• **SOURCE MATERIAL**
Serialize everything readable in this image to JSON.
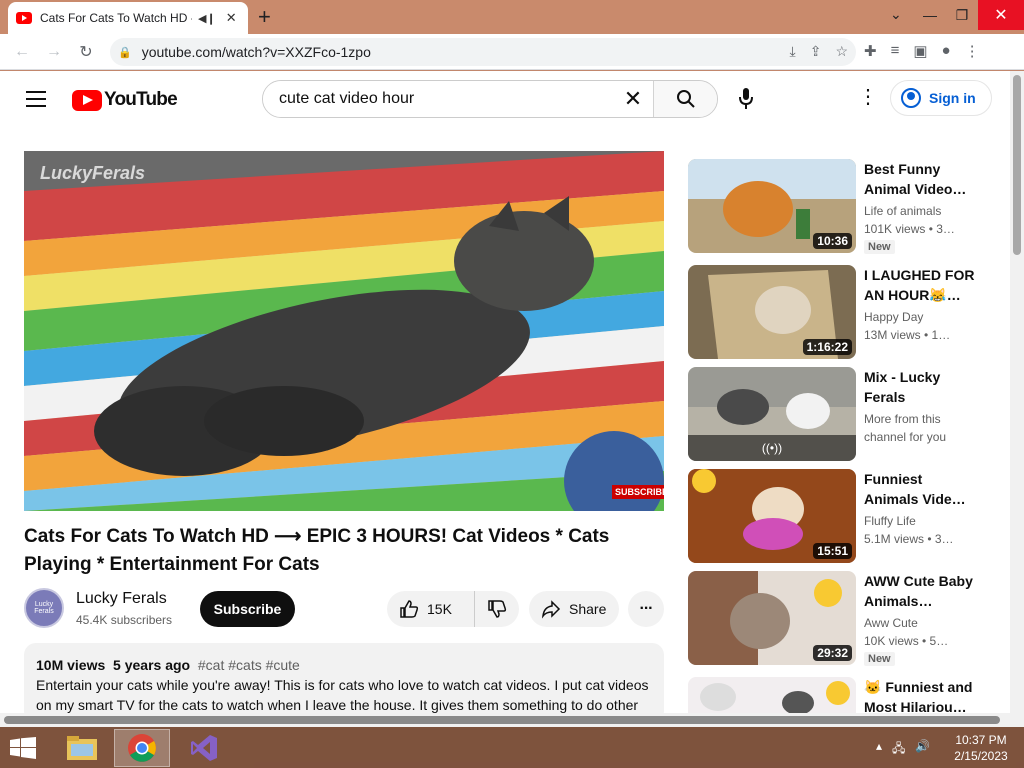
{
  "browser": {
    "tab_title": "Cats For Cats To Watch HD -",
    "url": "youtube.com/watch?v=XXZFco-1zpo"
  },
  "youtube": {
    "logo_text": "YouTube",
    "search_value": "cute cat video hour",
    "signin_label": "Sign in"
  },
  "player": {
    "watermark": "LuckyFerals",
    "subscribe_overlay": "SUBSCRIBE"
  },
  "video": {
    "title": "Cats For Cats To Watch HD ⟶ EPIC 3 HOURS! Cat Videos * Cats Playing * Entertainment For Cats",
    "channel": "Lucky Ferals",
    "subscribers": "45.4K subscribers",
    "subscribe_label": "Subscribe",
    "likes": "15K",
    "share_label": "Share",
    "views": "10M views",
    "age": "5 years ago",
    "tags": "#cat #cats #cute",
    "description": "Entertain your cats while you're away! This is for cats who love to watch cat videos. I put cat videos on my smart TV for the cats to watch when I leave the house. It gives them something to do other",
    "avatar_text": "Lucky Ferals"
  },
  "recommendations": [
    {
      "title": "Best Funny Animal Video…",
      "channel": "Life of animals",
      "views": "101K views • 3…",
      "duration": "10:36",
      "badge": "New"
    },
    {
      "title": "I LAUGHED FOR AN HOUR😹…",
      "channel": "Happy Day",
      "views": "13M views • 1…",
      "duration": "1:16:22",
      "badge": ""
    },
    {
      "title": "Mix - Lucky Ferals",
      "channel": "More from this",
      "views": "channel for you",
      "duration": "",
      "badge": ""
    },
    {
      "title": "Funniest Animals Vide…",
      "channel": "Fluffy Life",
      "views": "5.1M views • 3…",
      "duration": "15:51",
      "badge": ""
    },
    {
      "title": "AWW Cute Baby Animals…",
      "channel": "Aww Cute",
      "views": "10K views • 5…",
      "duration": "29:32",
      "badge": "New"
    },
    {
      "title": "🐱 Funniest and Most Hilariou…",
      "channel": "",
      "views": "",
      "duration": "",
      "badge": ""
    }
  ],
  "taskbar": {
    "time": "10:37 PM",
    "date": "2/15/2023"
  },
  "colors": {
    "yt_red": "#ff0000",
    "link_blue": "#065fd4",
    "desktop": "#c98a6c"
  }
}
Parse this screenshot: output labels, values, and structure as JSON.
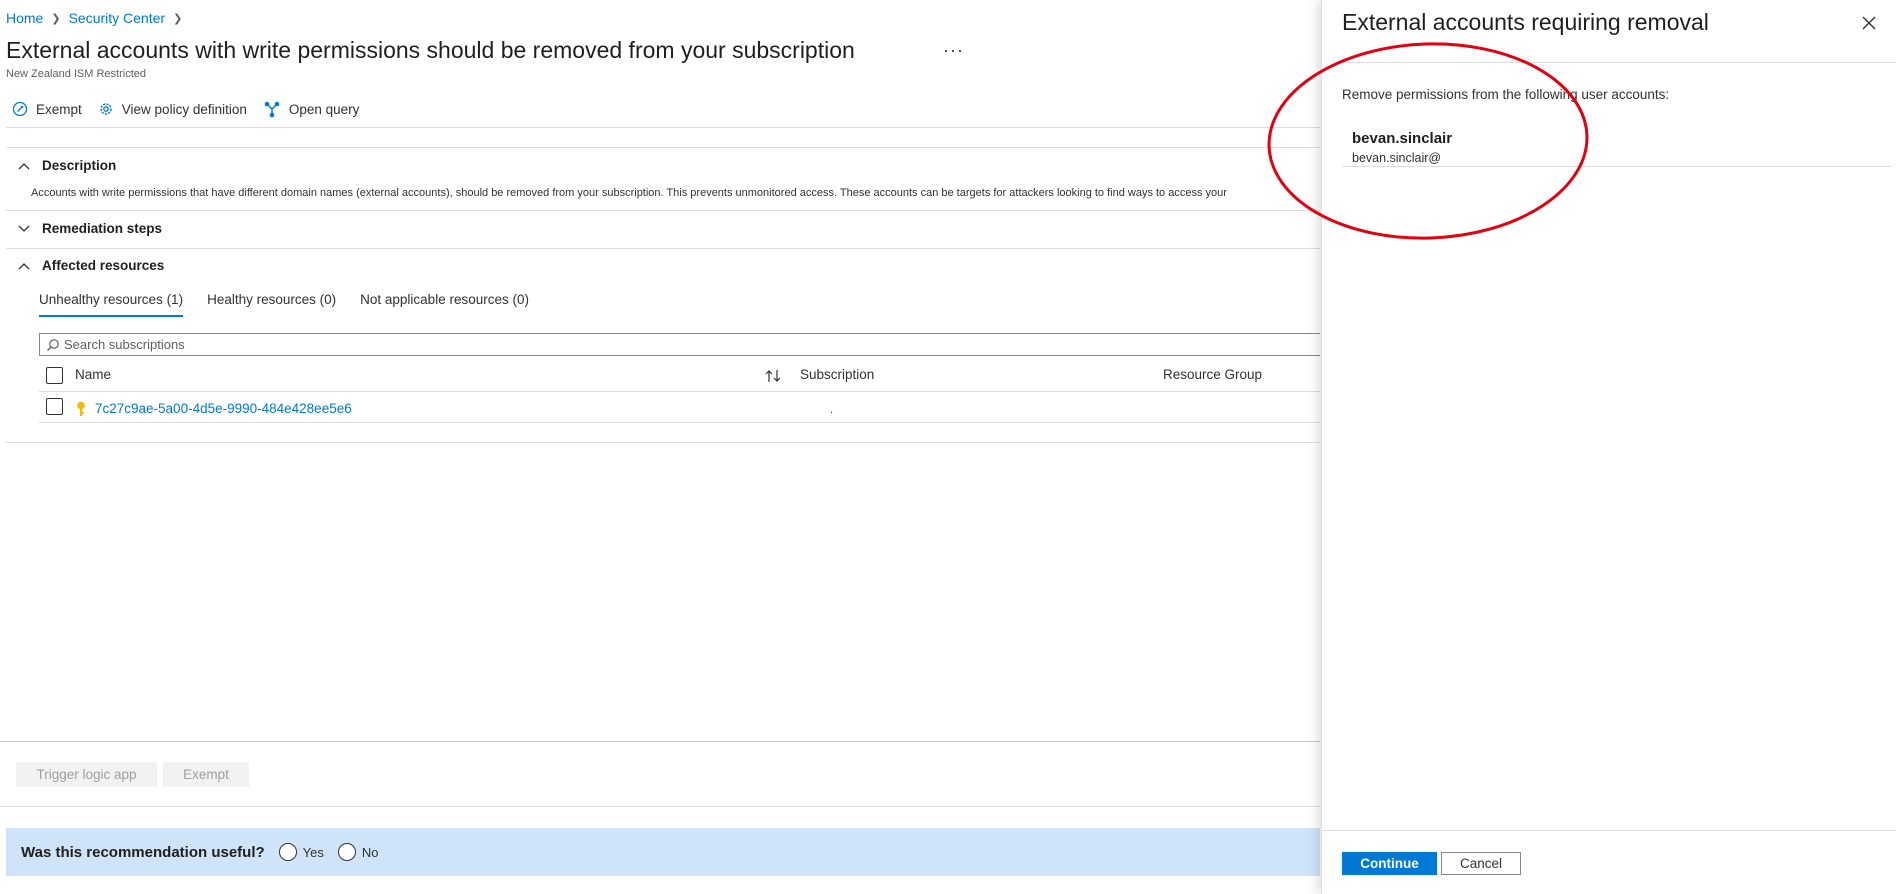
{
  "breadcrumb": {
    "home": "Home",
    "security_center": "Security Center"
  },
  "page": {
    "title": "External accounts with write permissions should be removed from your subscription",
    "more": "···",
    "subtitle": "New Zealand ISM Restricted"
  },
  "toolbar": {
    "exempt": "Exempt",
    "view_policy": "View policy definition",
    "open_query": "Open query"
  },
  "sections": {
    "description": "Description",
    "description_text": "Accounts with write permissions that have different domain names (external accounts), should be removed from your subscription. This prevents unmonitored access. These accounts can be targets for attackers looking to find ways to access your",
    "remediation": "Remediation steps",
    "affected": "Affected resources"
  },
  "tabs": [
    "Unhealthy resources (1)",
    "Healthy resources (0)",
    "Not applicable resources (0)"
  ],
  "search": {
    "placeholder": "Search subscriptions"
  },
  "table": {
    "columns": {
      "name": "Name",
      "subscription": "Subscription",
      "resource_group": "Resource Group"
    },
    "rows": [
      {
        "name": "7c27c9ae-5a00-4d5e-9990-484e428ee5e6",
        "subscription": "."
      }
    ]
  },
  "actions": {
    "trigger": "Trigger logic app",
    "exempt": "Exempt"
  },
  "feedback": {
    "question": "Was this recommendation useful?",
    "yes": "Yes",
    "no": "No"
  },
  "panel": {
    "title": "External accounts requiring removal",
    "instructions": "Remove permissions from the following user accounts:",
    "account_name": "bevan.sinclair",
    "account_email": "bevan.sinclair@",
    "continue": "Continue",
    "cancel": "Cancel"
  },
  "colors": {
    "accent": "#0078d4",
    "annotation": "#e3000f",
    "feedback_bg": "#cfe4f8",
    "key_icon": "#f5b800"
  }
}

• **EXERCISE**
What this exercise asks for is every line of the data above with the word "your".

• **TASK ANSWER**
    "description": "Entertain your cats while you're away! This is for cats who love to watch cat videos. I put cat videos on my smart TV for the cats to watch when I leave the house. It gives them something to do other",
    "title": "External accounts with write permissions should be removed from your subscription",
    "description_text": "Accounts with write permissions that have different domain names (external accounts), should be removed from your subscription. This prevents unmonitored access. These accounts can be targets for attackers looking to find ways to access your",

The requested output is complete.